It is simply an attempt to present the facts in an orderly manner.
At the end, the reader should be in a position to make up his or her mind,”
says Wilson, a prolific author who has written on subjects as diverse as mysticism and criminology.

To enable the reader to do so, Wilson has presented a valuable group of case
studies giving evidence for the soul’s survival and touching on such topics as
reincarnation, near-death experiences and instances of communication between
the living and the dead. He traces such evidence through the history of
psychical research, current scientific interest and the musings of philosophers
to present a thoughtful analysis of a subject too long relegated to the
category of superstition.

Wilson, who resides with his wife in Cornwall, England, considers himself a
philosopher who is deeply concerned with the meaning of human existence. His
study of the possibility of the soul’s survival of death enriches what is known
of the human personality, showing it to be infinitely more complex than it is
generally credited to be.

The author suggests that every human being contains a whole “ladder” or
hierarchy of “selves” unified by a “basic self.” It is this “basic self” which
we recognize as a particular individual. A person grows and changes as the
various “selves” are accessed throughout the lifespan. The ability to access
”higher selves” may be what allows a person to manifest what we consider to be
psychic abilities, and the inability to maintain a strong enough “basic self”
may be what leads to the presentation of symptoms of multiple personality
disorder.

According to the author, what is generally considered to be of interest in
psychical research (including telepathy, astral projection, mediumship and
precognition of the future) are of little importance, since all of these are
latent powers able to be developed by any human being, and which regularly
manifest as spiritual development unfolds. What Wilson does consider important
has to do with the basic “Life Question” which he interprets not as “Who am I?”
but “What am I?,” a question which has been addressed by such philosophers as
Kierkegaard, Tolstoy, Dostoevsky, Nietszche and Camus. Moreover, psychical
research has been hampered by the fact that after verifying that a particular
phenomenon has occurred, it must look at the source of that phenomenon, and
there haven’t been tools developed yet for accessing that source in an
acceptably scientific manner.
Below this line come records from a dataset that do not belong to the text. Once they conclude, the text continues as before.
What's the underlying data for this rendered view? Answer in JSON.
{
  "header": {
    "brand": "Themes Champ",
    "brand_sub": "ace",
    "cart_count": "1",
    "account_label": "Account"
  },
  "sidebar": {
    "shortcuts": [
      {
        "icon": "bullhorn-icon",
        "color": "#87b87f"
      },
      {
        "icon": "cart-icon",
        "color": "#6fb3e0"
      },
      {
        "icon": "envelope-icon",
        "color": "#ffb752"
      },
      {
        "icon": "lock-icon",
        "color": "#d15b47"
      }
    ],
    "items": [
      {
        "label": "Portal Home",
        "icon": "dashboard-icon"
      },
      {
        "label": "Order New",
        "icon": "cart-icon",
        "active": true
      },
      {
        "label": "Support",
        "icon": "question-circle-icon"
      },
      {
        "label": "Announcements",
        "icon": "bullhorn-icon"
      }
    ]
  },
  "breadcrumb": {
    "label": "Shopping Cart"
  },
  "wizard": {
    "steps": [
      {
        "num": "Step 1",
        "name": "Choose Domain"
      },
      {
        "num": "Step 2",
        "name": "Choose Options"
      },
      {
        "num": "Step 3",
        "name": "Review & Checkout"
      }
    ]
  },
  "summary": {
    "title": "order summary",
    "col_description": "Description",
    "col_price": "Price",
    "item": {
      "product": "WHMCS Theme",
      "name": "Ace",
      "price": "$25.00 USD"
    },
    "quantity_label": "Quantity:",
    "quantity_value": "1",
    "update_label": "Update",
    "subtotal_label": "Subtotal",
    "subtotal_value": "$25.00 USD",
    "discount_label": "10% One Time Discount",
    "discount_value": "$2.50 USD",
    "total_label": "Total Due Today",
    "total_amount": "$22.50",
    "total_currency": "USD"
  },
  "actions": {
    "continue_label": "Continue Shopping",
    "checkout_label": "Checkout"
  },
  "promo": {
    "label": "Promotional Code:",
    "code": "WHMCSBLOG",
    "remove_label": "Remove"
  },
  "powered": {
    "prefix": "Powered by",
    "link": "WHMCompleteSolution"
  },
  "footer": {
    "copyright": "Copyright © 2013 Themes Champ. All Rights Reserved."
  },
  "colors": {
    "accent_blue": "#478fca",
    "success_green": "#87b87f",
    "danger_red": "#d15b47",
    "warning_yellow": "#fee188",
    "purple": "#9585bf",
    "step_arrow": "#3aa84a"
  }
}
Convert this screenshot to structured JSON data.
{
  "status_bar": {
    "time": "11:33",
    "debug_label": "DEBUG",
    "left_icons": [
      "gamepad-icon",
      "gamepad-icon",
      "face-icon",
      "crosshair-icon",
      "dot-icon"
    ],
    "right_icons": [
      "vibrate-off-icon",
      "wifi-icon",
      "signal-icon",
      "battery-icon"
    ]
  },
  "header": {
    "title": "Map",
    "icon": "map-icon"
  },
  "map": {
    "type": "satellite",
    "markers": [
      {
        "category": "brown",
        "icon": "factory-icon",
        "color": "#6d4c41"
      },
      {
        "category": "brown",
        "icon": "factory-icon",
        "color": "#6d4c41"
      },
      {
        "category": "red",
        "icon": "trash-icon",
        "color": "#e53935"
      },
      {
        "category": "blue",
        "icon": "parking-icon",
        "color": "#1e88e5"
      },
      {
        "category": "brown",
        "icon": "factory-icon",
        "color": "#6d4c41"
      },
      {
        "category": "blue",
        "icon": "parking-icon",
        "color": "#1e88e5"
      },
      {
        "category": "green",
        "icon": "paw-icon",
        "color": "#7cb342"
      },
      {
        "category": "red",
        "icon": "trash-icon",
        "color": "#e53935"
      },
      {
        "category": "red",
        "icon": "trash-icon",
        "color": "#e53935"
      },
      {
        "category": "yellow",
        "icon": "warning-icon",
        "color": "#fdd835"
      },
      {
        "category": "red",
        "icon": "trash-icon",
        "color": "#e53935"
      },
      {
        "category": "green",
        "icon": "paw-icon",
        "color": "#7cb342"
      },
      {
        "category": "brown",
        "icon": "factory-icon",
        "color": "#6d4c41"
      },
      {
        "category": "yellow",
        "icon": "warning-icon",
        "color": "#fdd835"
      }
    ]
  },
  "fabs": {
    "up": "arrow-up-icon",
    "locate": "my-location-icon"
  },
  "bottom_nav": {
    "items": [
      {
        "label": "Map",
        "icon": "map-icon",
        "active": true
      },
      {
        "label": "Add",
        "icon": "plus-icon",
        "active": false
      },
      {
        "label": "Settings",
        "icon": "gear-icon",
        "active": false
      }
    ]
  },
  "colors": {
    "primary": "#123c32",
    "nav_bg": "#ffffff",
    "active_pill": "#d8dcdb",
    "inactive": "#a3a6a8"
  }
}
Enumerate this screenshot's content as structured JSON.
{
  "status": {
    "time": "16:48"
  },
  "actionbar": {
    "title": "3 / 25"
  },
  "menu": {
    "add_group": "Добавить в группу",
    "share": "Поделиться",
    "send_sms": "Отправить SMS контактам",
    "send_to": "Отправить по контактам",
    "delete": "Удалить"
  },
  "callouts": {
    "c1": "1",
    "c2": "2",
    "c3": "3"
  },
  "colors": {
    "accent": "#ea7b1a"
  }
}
Wilson presents a picture of the human soul that exceeds what most are able to
imagine, and offers the possibility that it is the ability to imagine that will
allow individuals to transcend the perceived limits of time and space.
According to the author, it is the power of the human imagination, properly
directed and controlled, that allows for escape in the present moment and for
it to achieve what the self-flagellating saint or the risk-taking adventurer
could only see dimly, that people are truly citizens of eternity.

Kristine Morris